This November is COPD Awareness Month, and partners such as the California Medical Association Foundation and National Heart, Lung and Blood Institute are asking citizens to take the first steps in fighting this disease by learning more about COPD.

If you are experiencing any of the symptoms mentioned above, talk to your physician and ask for a simple breathing test called spirometry.

This November, don't let a serious condition such as COPD slide by unnoticed. Visit the CMA Foundation website, to see how you can help spread awareness of this terrible disease.

Jeffrey Klingman, M.D.

president Alameda-Contra Costa Medical Association

Remember Indians at Thanksgiving

On Nov. 22, the majority of Americans will celebrate Thanksgiving Day. They will be with other families at home.

Many people believe that the first Thanksgiving started several centuries ago in New England between American Indians and white settlers. Some said that there was harmony between both of these people and that they sat down together for a feast.

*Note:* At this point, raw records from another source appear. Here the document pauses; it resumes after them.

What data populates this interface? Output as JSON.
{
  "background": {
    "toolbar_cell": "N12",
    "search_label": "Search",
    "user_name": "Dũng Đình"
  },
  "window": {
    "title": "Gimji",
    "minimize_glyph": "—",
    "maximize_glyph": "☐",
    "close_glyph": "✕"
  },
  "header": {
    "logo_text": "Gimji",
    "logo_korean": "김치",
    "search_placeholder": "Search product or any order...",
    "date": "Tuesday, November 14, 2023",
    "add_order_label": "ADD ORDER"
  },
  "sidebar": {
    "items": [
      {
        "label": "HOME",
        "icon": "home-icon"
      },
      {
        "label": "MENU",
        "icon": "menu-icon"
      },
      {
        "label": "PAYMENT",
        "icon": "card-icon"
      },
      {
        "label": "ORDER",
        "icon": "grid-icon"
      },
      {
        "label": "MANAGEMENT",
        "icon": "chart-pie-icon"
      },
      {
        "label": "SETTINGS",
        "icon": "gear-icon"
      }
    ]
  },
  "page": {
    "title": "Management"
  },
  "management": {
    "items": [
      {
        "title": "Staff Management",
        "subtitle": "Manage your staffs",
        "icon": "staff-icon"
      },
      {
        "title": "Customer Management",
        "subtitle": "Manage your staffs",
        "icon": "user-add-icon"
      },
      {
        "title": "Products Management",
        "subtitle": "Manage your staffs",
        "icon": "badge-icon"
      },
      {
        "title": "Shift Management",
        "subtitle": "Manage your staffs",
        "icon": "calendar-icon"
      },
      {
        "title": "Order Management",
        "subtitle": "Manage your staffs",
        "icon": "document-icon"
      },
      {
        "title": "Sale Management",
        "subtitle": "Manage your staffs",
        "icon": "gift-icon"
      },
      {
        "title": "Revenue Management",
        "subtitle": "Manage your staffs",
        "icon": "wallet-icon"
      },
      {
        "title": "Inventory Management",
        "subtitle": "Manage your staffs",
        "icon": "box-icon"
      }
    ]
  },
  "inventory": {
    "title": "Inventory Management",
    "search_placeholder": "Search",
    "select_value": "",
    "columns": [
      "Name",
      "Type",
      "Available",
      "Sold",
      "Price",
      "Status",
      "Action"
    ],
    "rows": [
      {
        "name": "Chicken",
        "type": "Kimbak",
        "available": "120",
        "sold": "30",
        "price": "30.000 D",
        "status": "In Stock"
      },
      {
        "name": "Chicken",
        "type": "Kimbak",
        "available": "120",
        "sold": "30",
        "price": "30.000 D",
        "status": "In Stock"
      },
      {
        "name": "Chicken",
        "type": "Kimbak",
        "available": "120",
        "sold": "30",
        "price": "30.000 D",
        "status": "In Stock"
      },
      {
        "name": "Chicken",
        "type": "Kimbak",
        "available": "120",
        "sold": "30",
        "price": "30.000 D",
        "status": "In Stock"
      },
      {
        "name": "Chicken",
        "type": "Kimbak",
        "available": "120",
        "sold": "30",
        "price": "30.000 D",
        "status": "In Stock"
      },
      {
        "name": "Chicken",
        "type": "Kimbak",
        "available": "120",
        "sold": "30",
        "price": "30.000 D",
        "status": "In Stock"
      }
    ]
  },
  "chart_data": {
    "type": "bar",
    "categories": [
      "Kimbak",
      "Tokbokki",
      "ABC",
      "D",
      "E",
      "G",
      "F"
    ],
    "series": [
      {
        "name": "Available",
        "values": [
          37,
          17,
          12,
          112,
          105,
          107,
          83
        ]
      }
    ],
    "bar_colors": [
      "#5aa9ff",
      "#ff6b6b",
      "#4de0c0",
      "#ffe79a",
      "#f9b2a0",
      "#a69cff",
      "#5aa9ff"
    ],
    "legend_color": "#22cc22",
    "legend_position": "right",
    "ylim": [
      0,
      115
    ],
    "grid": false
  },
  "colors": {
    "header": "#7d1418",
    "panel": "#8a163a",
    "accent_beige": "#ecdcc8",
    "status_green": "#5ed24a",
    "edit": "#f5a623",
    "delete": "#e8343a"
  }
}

Here is the real truth: When the white settlers arrived on these shores, many of them were suffering from starvation and some suffered fatally from illnesses.

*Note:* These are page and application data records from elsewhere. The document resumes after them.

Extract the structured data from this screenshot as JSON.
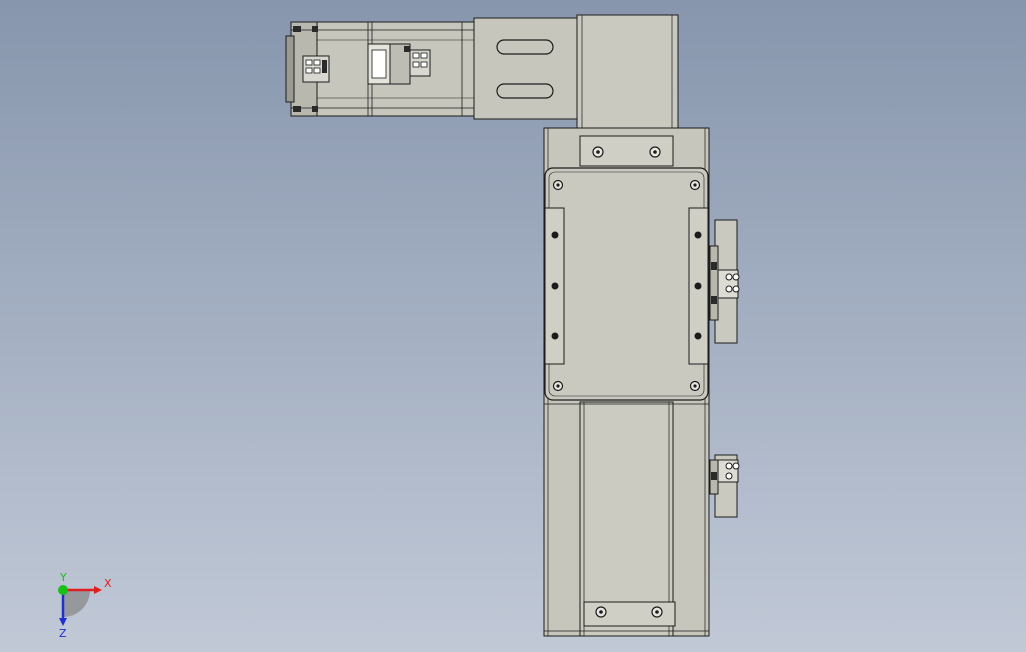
{
  "viewport": {
    "background_top": "#8796ad",
    "background_bottom": "#c1c9d7"
  },
  "model": {
    "body_color": "#c6c6bc",
    "edge_color": "#1c1c1c",
    "dark_color": "#2a2a2a"
  },
  "triad": {
    "x_label": "X",
    "y_label": "Y",
    "z_label": "Z",
    "x_color": "#e02020",
    "y_color": "#18c018",
    "z_color": "#2030d0"
  }
}
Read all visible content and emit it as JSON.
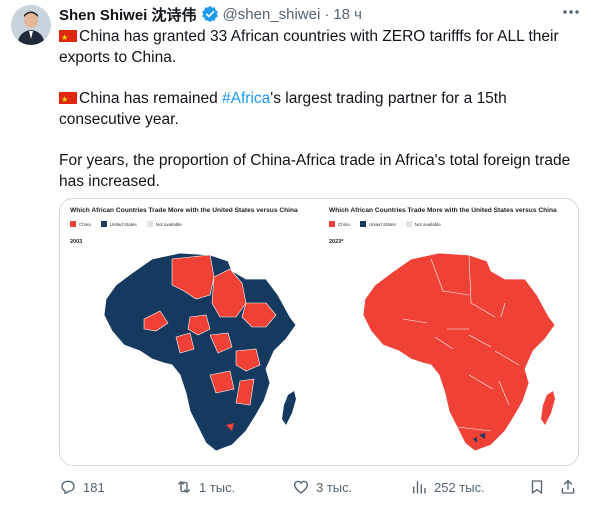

American Indians, such as Tisquantum and Samoset, fed and nourished them back to health. Massasoit taught the settlers how to plant corn in the fields.

What was the reward that American Indians get from the white settlers for healing them? A combination of both colonization and genocide, as well as the taking of the land. These tragic incidents explain what the first Thanksgiving was really about.

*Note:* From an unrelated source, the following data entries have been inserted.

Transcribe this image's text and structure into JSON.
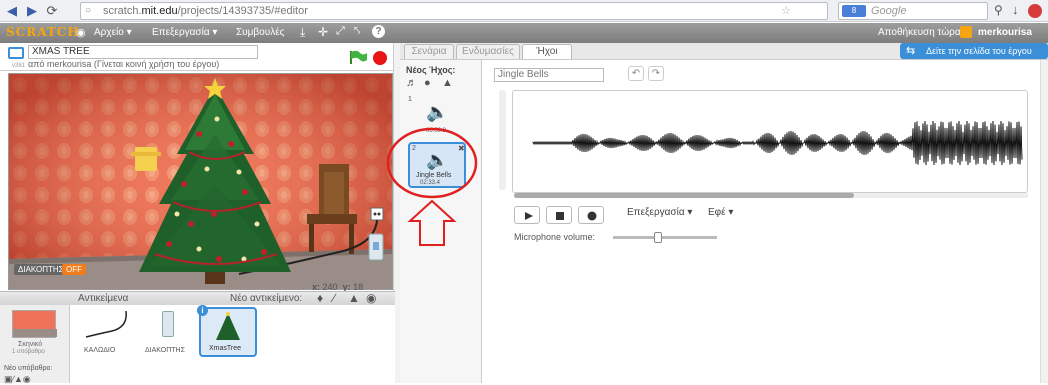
{
  "browser": {
    "url_prefix": "scratch.",
    "url_domain": "mit.edu",
    "url_suffix": "/projects/14393735/#editor",
    "search_placeholder": "Google"
  },
  "menubar": {
    "logo": "SCRATCH",
    "items": [
      "Αρχείο ▾",
      "Επεξεργασία ▾",
      "Συμβουλές"
    ],
    "save_now": "Αποθήκευση τώρα",
    "user": "merkourisa"
  },
  "project": {
    "title": "XMAS TREE",
    "byline": "από merkourisa (Γίνεται κοινή χρήση του έργου)",
    "version": "v381"
  },
  "stage": {
    "switch_label": "ΔΙΑΚΟΠΤΗΣ",
    "switch_value": "OFF",
    "x_label": "x:",
    "x_value": "240",
    "y_label": "y:",
    "y_value": "18"
  },
  "sprites": {
    "header": "Αντικείμενα",
    "new_sprite": "Νέο αντικείμενο:",
    "stage_label": "Σκηνικό",
    "stage_count": "1 υπόβαθρο",
    "new_backdrop": "Νέο υπόβαθρο:",
    "items": [
      "ΚΑΛΩΔΙΟ",
      "ΔΙΑΚΟΠΤΗΣ",
      "XmasTree"
    ]
  },
  "tabs": [
    "Σενάρια",
    "Ενδυμασίες",
    "Ήχοι"
  ],
  "see_project_page": "Δείτε την σελίδα του έργου",
  "sounds": {
    "new_sound": "Νέος Ήχος:",
    "list": [
      {
        "number": "1",
        "name": "",
        "duration": "00:00.8"
      },
      {
        "number": "2",
        "name": "Jingle Bells",
        "duration": "02:33.4"
      }
    ]
  },
  "editor": {
    "sound_name": "Jingle Bells",
    "edit_menu": "Επεξεργασία ▾",
    "effects_menu": "Εφέ ▾",
    "mic_label": "Microphone volume:",
    "mic_volume": 0.45
  },
  "colors": {
    "annotation": "#e02020",
    "selected": "#3b8fd8",
    "switch_off": "#f07c1e"
  }
}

Billy Trice Jr.

Oakland

Paint after road work, not before

Kudos to the city of Oakland and its planning departments. It has newly paved and striped Fifth Avenue a few months before PG&E will come along to dig it up to do pipeline testing.

It does this every time and everywhere I have seen it pave our roads. I can't wait to see what work needs to be done on my street after it approves my request to pave and paint the lines.

Jengiz Haas

Oakland

Save the planet -- cut back on meat

"Frankenstorm" Sandy is one more dramatic demonstration that climate change and its extreme weather patterns are now part of our future.

Although we're unlikely to reverse climate change, we can still mitigate its effects by reducing our driving, energy use and meat consumption.

Yes, meat consumption.

A 2006 U.N. report estimated that meat consumption accounts for 18 percent of manmade greenhouse gases. A 2009 article in the respected World Watch magazine suggested that it may be closer to 50 percent.

Carbon dioxide, the principal greenhouse gas, is emitted by burning forests to create animal pastures and by combustion of fossil fuels to confine, feed, transport and slaughter animals and to refrigerate their carcasses.

The much more damaging methane and nitrous oxide are discharged from digestive tracts of cattle and from animal waste cesspools, respectively.

We have the power of reducing the devastating effects of climate change every time we eat. Supermarkets offer a rich variety of soy- and nut-based products and an ample selection of traditional vegetables, fruits, grains and nuts. Product lists, easy recipes and transition tips are available at www.livevegan.org.

Samuel Bentino

Oakland

GOP Tea Partiers alienated the center

The election results suggest that for the second consecutive election cycle, national Republicans' hopes for political dominance were dashed in large part by their own far-right candidates.

In 2010 and 2012, the very conservative Republican primary electorate was determined to sweep out the party's centrists. The Tea Party wave that began in 2010 kept rolling early this year, again threatening the Republicans' chances for a Capitol Hill majority.

In 2010, primary voters in Colorado, Missouri and Indiana selected Tea Party-backed conservatives, including many who have alienated the party's moderate members, especially women.

James R. Knight

Berkeley